Exercise: Every entry below should be printed again exactly as it reads.
**** The data
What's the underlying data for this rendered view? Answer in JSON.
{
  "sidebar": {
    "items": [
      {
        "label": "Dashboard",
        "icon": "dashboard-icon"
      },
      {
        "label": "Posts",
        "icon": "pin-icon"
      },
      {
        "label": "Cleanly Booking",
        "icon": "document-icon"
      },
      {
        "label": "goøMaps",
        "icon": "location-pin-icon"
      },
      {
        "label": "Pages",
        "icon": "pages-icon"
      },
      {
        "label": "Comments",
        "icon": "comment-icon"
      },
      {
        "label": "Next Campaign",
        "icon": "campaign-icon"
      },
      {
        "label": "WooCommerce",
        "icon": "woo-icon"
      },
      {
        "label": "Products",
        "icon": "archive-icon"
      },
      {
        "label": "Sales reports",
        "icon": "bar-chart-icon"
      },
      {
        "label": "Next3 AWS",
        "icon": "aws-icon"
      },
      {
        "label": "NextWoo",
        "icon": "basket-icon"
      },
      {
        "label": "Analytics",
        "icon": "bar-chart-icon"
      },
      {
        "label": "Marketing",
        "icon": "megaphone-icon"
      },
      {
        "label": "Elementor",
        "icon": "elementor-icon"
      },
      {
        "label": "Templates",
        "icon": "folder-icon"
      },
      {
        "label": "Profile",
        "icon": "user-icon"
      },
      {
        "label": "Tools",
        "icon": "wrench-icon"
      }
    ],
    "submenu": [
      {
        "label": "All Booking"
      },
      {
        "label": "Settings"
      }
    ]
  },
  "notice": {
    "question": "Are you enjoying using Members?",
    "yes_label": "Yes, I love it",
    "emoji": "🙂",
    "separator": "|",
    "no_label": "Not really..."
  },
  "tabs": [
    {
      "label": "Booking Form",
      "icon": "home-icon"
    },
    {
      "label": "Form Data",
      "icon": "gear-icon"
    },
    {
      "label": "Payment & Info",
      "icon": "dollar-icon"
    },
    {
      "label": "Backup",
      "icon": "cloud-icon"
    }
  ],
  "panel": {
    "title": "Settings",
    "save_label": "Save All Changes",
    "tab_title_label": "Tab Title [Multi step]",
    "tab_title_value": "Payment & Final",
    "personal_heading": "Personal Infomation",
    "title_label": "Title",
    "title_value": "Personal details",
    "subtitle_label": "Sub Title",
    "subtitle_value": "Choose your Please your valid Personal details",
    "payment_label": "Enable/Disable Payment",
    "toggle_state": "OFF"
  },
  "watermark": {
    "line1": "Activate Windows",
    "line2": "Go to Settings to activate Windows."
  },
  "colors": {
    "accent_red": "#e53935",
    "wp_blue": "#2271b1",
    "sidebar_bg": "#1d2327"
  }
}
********
Solved exercise:
What's the underlying data for this rendered view? Answer in JSON.
{
  "sidebar": {
    "items": [
      {
        "label": "Dashboard",
        "icon": "dashboard-icon"
      },
      {
        "label": "Posts",
        "icon": "pin-icon"
      },
      {
        "label": "Cleanly Booking",
        "icon": "document-icon"
      },
      {
        "label": "goøMaps",
        "icon": "location-pin-icon"
      },
      {
        "label": "Pages",
        "icon": "pages-icon"
      },
      {
        "label": "Comments",
        "icon": "comment-icon"
      },
      {
        "label": "Next Campaign",
        "icon": "campaign-icon"
      },
      {
        "label": "WooCommerce",
        "icon": "woo-icon"
      },
      {
        "label": "Products",
        "icon": "archive-icon"
      },
      {
        "label": "Sales reports",
        "icon": "bar-chart-icon"
      },
      {
        "label": "Next3 AWS",
        "icon": "aws-icon"
      },
      {
        "label": "NextWoo",
        "icon": "basket-icon"
      },
      {
        "label": "Analytics",
        "icon": "bar-chart-icon"
      },
      {
        "label": "Marketing",
        "icon": "megaphone-icon"
      },
      {
        "label": "Elementor",
        "icon": "elementor-icon"
      },
      {
        "label": "Templates",
        "icon": "folder-icon"
      },
      {
        "label": "Profile",
        "icon": "user-icon"
      },
      {
        "label": "Tools",
        "icon": "wrench-icon"
      }
    ],
    "submenu": [
      {
        "label": "All Booking"
      },
      {
        "label": "Settings"
      }
    ]
  },
  "notice": {
    "question": "Are you enjoying using Members?",
    "yes_label": "Yes, I love it",
    "emoji": "🙂",
    "separator": "|",
    "no_label": "Not really..."
  },
  "tabs": [
    {
      "label": "Booking Form",
      "icon": "home-icon"
    },
    {
      "label": "Form Data",
      "icon": "gear-icon"
    },
    {
      "label": "Payment & Info",
      "icon": "dollar-icon"
    },
    {
      "label": "Backup",
      "icon": "cloud-icon"
    }
  ],
  "panel": {
    "title": "Settings",
    "save_label": "Save All Changes",
    "tab_title_label": "Tab Title [Multi step]",
    "tab_title_value": "Payment & Final",
    "personal_heading": "Personal Infomation",
    "title_label": "Title",
    "title_value": "Personal details",
    "subtitle_label": "Sub Title",
    "subtitle_value": "Choose your Please your valid Personal details",
    "payment_label": "Enable/Disable Payment",
    "toggle_state": "OFF"
  },
  "watermark": {
    "line1": "Activate Windows",
    "line2": "Go to Settings to activate Windows."
  },
  "colors": {
    "accent_red": "#e53935",
    "wp_blue": "#2271b1",
    "sidebar_bg": "#1d2327"
  }
}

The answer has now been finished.